Stocks on the Move
I am increasingly seeing comments where blog writers refer to the past share market bubbles, suggesting another bubble may be forming.
As I commenced 2021, I found myself reflecting on the global economic effect of COVID-19 and government stimulus packages. As I manage my SMSF, I worry about the best way to protect my wealth in times of extreme downturns.
This chart is typical of the type of information regarding share market bubbles.
I have experienced all the stock market bubbles from 1978. I am pleased to say that I managed to negotiate them relatively unscathed. However, I am constantly looking for advice that may help me protect my wealth should another major downturn occur.
While talking with an experienced commodities trader, she recommended that I read Stocks on the Move by Andreas Clenow.
This is a short book that is best suited for those who self-manage their wealth, particularly those with a considerable asset allocation to shares. To implement the strategies recommended, you would require access to charting software that allows you to sort shares using indicators.
If you are like me, and not looking to change the management of your shares, but rather strengthen the rules around which you manage your portfolio, this book has a wealth of information.
The strength of this book is the great insights given as to how to manage a share portfolio during a severe downturn.
Some people simply assume the market has gone too high and exit the market completely. However, keeping all your funds in interest-earning assets also exposes you to other risks.
The Preface of the book, states
What this book tries to offer is a clear and systematic way of managing a portfolio of momentum stocks.
I believe the book delivers.
The book demonstrates how the risk can be reduced by applying some simple rules to shares you purchase and later how to sell.

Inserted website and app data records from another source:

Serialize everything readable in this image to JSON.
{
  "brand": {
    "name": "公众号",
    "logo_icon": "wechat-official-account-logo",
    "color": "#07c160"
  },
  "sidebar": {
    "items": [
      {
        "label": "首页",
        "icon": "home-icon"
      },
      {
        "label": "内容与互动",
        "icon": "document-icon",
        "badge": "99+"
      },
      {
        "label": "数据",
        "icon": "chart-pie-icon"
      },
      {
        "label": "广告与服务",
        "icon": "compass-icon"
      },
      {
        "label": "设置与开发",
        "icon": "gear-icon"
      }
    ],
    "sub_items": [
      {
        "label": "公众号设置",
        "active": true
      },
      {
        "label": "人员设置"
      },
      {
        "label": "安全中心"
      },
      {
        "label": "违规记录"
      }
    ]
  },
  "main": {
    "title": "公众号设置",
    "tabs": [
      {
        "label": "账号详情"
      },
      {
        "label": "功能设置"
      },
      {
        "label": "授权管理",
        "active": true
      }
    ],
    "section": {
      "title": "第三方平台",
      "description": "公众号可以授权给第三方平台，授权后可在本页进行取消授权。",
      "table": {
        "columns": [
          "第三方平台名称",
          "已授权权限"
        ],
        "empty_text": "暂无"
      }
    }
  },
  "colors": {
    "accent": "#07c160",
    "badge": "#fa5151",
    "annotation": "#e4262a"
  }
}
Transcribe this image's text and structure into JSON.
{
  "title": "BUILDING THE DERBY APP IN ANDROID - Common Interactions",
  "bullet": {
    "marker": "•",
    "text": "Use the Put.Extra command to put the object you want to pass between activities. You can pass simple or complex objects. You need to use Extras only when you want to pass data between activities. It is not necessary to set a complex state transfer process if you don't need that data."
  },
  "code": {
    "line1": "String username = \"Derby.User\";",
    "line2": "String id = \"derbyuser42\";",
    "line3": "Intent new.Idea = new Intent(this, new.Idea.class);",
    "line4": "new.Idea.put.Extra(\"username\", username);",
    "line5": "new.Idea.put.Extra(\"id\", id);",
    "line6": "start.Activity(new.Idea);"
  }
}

If you agree with any of the rules, these can be applied to your current trading rules for entry and exit of shares.
While the book discusses in detail “Momentum Trading”, which is different from “Trend Trading”, it is a very thought-provoking book for any person who is investing in the share market.
While it is not appropriate for me to give away the “secrets of the book”, I can advise you that I believe the author brings to the conversation some sound concepts which have not been explained as well in other trading books.
I always purchase hard copies of my share trading books as I did in this case. However, this is one of the rare occasions, where you could purchase a digital copy as the graphs are not as important as the philosophy of setting yourself rules to help protect your wealth in severe share market downturns.
Given the small price and ease with which to read, I would recommend this book to anyone concerned about how to manage their investments should a downturn in the market occur.
Glenis Phillips SF Fin – Good Financial Reads
PS: You may like to read some of my other book reviews for Share Trading:
Disclaimer: Financial Mappers does not have an Australian Financial Services License, does not offer financial planning advice and does not recommend financial products.